Tag Archives: politics


Phil Neville is the somewhat less famous of the two brothers in the Class of 92, our new partners in UA92. In recent years he has become better known for a brief and inglorious career as manager of Valencia FC (owner, Peter Lim) and for his narcolepsy-inducing football commentaries for Sky Sports. This has not deterred him from seeking to branch out into the world of political punditry. The recent appearances of Hillary Clinton on TV to promote her new book prompted him to tweet: ‘Hillary Clinton on the One Show’ along with a laughing-face emoji, followed by: ‘Hillary you lost move on’. Nice.

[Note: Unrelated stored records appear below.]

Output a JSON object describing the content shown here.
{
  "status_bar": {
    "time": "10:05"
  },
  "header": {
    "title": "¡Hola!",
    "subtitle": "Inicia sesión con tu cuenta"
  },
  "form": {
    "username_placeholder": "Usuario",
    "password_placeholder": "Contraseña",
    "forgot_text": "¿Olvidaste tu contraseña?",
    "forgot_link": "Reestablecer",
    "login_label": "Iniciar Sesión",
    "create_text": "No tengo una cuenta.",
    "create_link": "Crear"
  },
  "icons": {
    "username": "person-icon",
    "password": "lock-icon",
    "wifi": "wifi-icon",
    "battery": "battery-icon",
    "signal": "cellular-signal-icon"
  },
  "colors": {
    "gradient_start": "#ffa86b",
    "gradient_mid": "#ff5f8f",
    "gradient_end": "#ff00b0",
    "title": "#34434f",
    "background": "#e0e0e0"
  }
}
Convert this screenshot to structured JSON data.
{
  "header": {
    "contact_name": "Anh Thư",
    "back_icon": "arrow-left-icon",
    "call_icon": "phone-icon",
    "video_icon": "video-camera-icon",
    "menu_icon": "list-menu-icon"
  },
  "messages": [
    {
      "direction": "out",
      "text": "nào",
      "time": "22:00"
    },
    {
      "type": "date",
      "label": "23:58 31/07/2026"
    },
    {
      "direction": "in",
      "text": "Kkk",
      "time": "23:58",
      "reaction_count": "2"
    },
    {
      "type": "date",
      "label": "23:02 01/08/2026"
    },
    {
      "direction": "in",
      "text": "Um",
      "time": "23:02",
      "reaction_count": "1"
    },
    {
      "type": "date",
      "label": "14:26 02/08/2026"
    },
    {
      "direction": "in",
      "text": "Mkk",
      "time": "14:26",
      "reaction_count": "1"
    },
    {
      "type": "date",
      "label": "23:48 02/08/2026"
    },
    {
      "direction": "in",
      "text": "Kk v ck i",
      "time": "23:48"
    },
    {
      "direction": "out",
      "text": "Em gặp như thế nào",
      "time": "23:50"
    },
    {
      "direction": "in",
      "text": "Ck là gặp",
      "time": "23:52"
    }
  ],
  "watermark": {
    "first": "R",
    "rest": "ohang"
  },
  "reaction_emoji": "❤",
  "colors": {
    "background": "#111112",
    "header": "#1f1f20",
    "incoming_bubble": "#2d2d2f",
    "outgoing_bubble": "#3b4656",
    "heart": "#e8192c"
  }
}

This was not Phil’s only foray into the maelstrom of American politics. After the Presidential election result was confirmed, Phil announced via twitter: ‘I knew Trump would win’. This prompted a certain degree of scepticism among his many followers, several of whom responded along the lines of: ‘Yeah, sure you did, mystic Phil’. But others were grateful for this enlightenment, with one remarking: ‘Thank God you let us know. I was only asking the lads earlier: I wonder what Phil Neville thinks of it all. Delighted I know now’.


Posters appeared on campus yesterday advertising an event at the Cornerstone Methodist Cafe at 7pm on Wednesday 15 November, titled ‘Balfour, May and the ‘Wrong Kind of Jews”. subtext’s first impressions were not positive. First, because many in our community will have been alarmed to see a poster which brashly promises to discuss ‘the prospect of Jewish opposition to Zionism today’ and mentions dismissively, almost in passing, that ‘most Jewish communities around the world will be celebrating the anniversary’ of the Balfour declaration. Yes, they will – according to an Ipsos MORI survey for Yachad in 2015, 93% of British Jews feel that Israel is important to their identity. One gets the impression that those who view the Balfour declaration as, on the whole, probably a good thing, are unlikely to feel welcome. Second, because faced with a subject matter which cries out for authority and reassurance, the designer has opted to typeset it in Comic Sans. Oh lordy. Not that we at subtext can talk, given our choice of font.

Further investigation reduces our concerns. The speaker is Robert Cohen, a writer of note on modern Jewish identity, who explains his provocative choice of talk title in a recent Patheos article (http://tinyurl.com/yc9dswxh). The organisers include the Lancaster Methodist Church and the Catholic Diocese of Lancaster’s Faith & Justice Commission, although there don’t seem to be any local Jewish bodies involved (were they invited, we wonder?). Nevertheless, this could be a thoughtful contribution to the debate on Balfour, and subtext hopes to send an observer.